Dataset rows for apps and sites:
+++

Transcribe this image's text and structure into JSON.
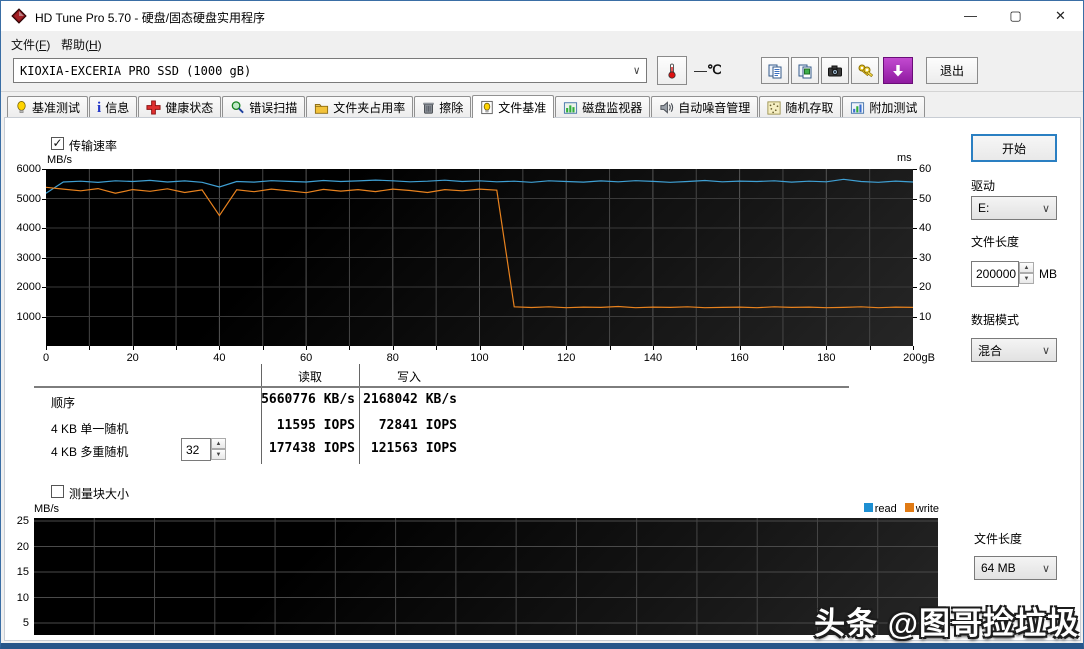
{
  "window": {
    "title": "HD Tune Pro 5.70 - 硬盘/固态硬盘实用程序",
    "temperature_value": "—",
    "temperature_unit": "℃"
  },
  "menu": {
    "file": {
      "pre": "文件(",
      "key": "F",
      "post": ")"
    },
    "help": {
      "pre": "帮助(",
      "key": "H",
      "post": ")"
    }
  },
  "toolbar": {
    "drive_selector_value": "KIOXIA-EXCERIA PRO SSD (1000 gB)",
    "exit_label": "退出",
    "icon_names": [
      "thermometer-icon",
      "copy-text-icon",
      "copy-image-icon",
      "camera-icon",
      "keys-icon",
      "save-report-icon"
    ]
  },
  "tabs": [
    {
      "label": "基准测试",
      "icon": "benchmark-icon",
      "active": false
    },
    {
      "label": "信息",
      "icon": "info-icon",
      "active": false
    },
    {
      "label": "健康状态",
      "icon": "health-icon",
      "active": false
    },
    {
      "label": "错误扫描",
      "icon": "error-scan-icon",
      "active": false
    },
    {
      "label": "文件夹占用率",
      "icon": "folder-usage-icon",
      "active": false
    },
    {
      "label": "擦除",
      "icon": "erase-icon",
      "active": false
    },
    {
      "label": "文件基准",
      "icon": "file-benchmark-icon",
      "active": true
    },
    {
      "label": "磁盘监视器",
      "icon": "disk-monitor-icon",
      "active": false
    },
    {
      "label": "自动噪音管理",
      "icon": "noise-management-icon",
      "active": false
    },
    {
      "label": "随机存取",
      "icon": "random-access-icon",
      "active": false
    },
    {
      "label": "附加测试",
      "icon": "extra-tests-icon",
      "active": false
    }
  ],
  "file_benchmark": {
    "transfer_rate_checkbox": {
      "label": "传输速率",
      "checked": true,
      "checkmark": "✓"
    },
    "block_size_checkbox": {
      "label": "测量块大小",
      "checked": false,
      "checkmark": ""
    },
    "table": {
      "col_headers": [
        "读取",
        "写入"
      ],
      "rows": [
        {
          "label": "顺序",
          "read": "5660776 KB/s",
          "write": "2168042 KB/s"
        },
        {
          "label": "4 KB 单一随机",
          "read": "11595 IOPS",
          "write": "72841 IOPS"
        },
        {
          "label": "4 KB 多重随机",
          "queue_depth": "32",
          "read": "177438 IOPS",
          "write": "121563 IOPS"
        }
      ]
    },
    "legend": [
      {
        "label": "read",
        "color": "#1d8fd2"
      },
      {
        "label": "write",
        "color": "#e07a14"
      }
    ]
  },
  "controls": {
    "start_button": "开始",
    "drive_label": "驱动",
    "drive_value": "E:",
    "file_length_label": "文件长度",
    "file_length_value": "200000",
    "file_length_unit": "MB",
    "data_mode_label": "数据模式",
    "data_mode_value": "混合",
    "file_length2_label": "文件长度",
    "file_length2_value": "64 MB"
  },
  "watermark": "头条 @图哥捡垃圾",
  "chart_data": [
    {
      "type": "line",
      "title": "传输速率",
      "xlabel_unit": "gB",
      "ylabel": "MB/s",
      "y2label": "ms",
      "xlim": [
        0,
        200
      ],
      "ylim": [
        0,
        6000
      ],
      "y2lim": [
        0,
        60
      ],
      "x_ticks": [
        0,
        20,
        40,
        60,
        80,
        100,
        120,
        140,
        160,
        180,
        200
      ],
      "x_minor_step": 10,
      "y_ticks": [
        1000,
        2000,
        3000,
        4000,
        5000,
        6000
      ],
      "y2_ticks": [
        10,
        20,
        30,
        40,
        50,
        60
      ],
      "grid": true,
      "series": [
        {
          "name": "read",
          "color": "#3fa0d4",
          "x_start": 0,
          "x_step": 4,
          "values": [
            5180,
            5560,
            5585,
            5545,
            5600,
            5575,
            5615,
            5560,
            5595,
            5550,
            5390,
            5575,
            5555,
            5605,
            5580,
            5560,
            5610,
            5575,
            5595,
            5625,
            5600,
            5565,
            5585,
            5620,
            5575,
            5600,
            5565,
            5585,
            5550,
            5600,
            5575,
            5555,
            5595,
            5565,
            5605,
            5580,
            5550,
            5575,
            5610,
            5565,
            5590,
            5575,
            5600,
            5555,
            5585,
            5565,
            5650,
            5575,
            5550,
            5590,
            5560
          ]
        },
        {
          "name": "write",
          "color": "#e8821e",
          "x_start": 0,
          "x_step": 4,
          "values": [
            5380,
            5320,
            5260,
            5335,
            5180,
            5300,
            5245,
            5330,
            5205,
            5290,
            4420,
            5295,
            5230,
            5320,
            5260,
            5195,
            5310,
            5250,
            5300,
            5235,
            5320,
            5270,
            5205,
            5300,
            5260,
            5320,
            5280,
            1330,
            1305,
            1330,
            1300,
            1320,
            1310,
            1340,
            1300,
            1320,
            1310,
            1330,
            1300,
            1310,
            1320,
            1300,
            1330,
            1310,
            1320,
            1300,
            1310,
            1330,
            1300,
            1320,
            1310
          ]
        }
      ]
    },
    {
      "type": "line",
      "title": "测量块大小",
      "ylabel": "MB/s",
      "ylim": [
        0,
        25.6
      ],
      "y_ticks": [
        5,
        10,
        15,
        20,
        25
      ],
      "x_gridline_count": 15,
      "grid": true,
      "legend": [
        "read",
        "write"
      ],
      "series": []
    }
  ]
}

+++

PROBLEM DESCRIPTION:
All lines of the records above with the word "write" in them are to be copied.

RESPONSE TO THIS EXERCISE:
          "write": "2168042 KB/s"
          "write": "72841 IOPS"
          "write": "121563 IOPS"
        "label": "write",
          "name": "write",
        "write"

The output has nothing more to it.